[Brief]: Copy out all of the data word for word. Omit every picture.
*** Material provided Section Begins ***
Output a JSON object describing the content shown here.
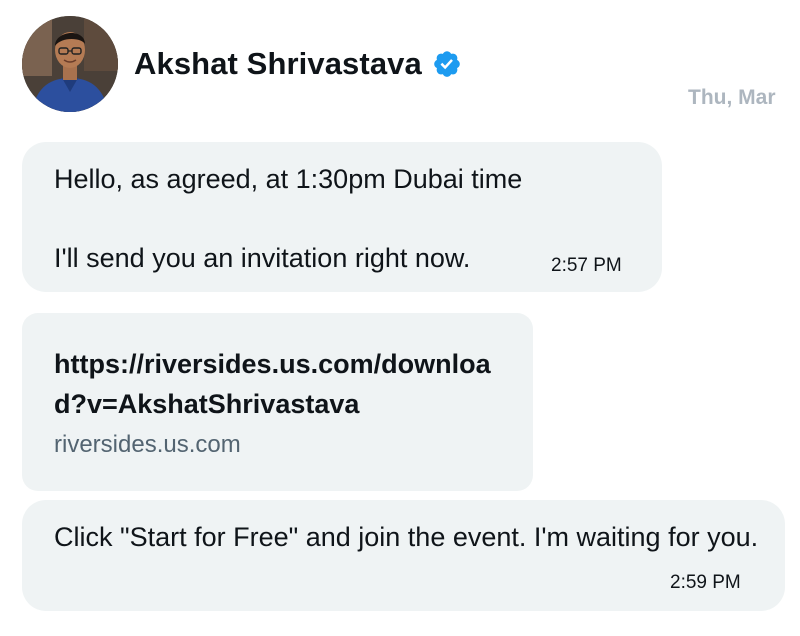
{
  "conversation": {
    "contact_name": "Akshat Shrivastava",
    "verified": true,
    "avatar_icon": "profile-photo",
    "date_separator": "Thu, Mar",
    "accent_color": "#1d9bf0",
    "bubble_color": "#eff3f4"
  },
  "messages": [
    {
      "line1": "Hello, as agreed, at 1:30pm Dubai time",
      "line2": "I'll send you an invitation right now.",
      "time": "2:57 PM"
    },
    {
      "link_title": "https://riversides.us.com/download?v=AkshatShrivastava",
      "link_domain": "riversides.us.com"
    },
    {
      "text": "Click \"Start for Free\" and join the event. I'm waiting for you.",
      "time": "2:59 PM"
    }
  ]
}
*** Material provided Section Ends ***
[Answer to this exercise]:
Output a JSON object describing the content shown here.
{
  "conversation": {
    "contact_name": "Akshat Shrivastava",
    "verified": true,
    "avatar_icon": "profile-photo",
    "date_separator": "Thu, Mar",
    "accent_color": "#1d9bf0",
    "bubble_color": "#eff3f4"
  },
  "messages": [
    {
      "line1": "Hello, as agreed, at 1:30pm Dubai time",
      "line2": "I'll send you an invitation right now.",
      "time": "2:57 PM"
    },
    {
      "link_title": "https://riversides.us.com/download?v=AkshatShrivastava",
      "link_domain": "riversides.us.com"
    },
    {
      "text": "Click \"Start for Free\" and join the event. I'm waiting for you.",
      "time": "2:59 PM"
    }
  ]
}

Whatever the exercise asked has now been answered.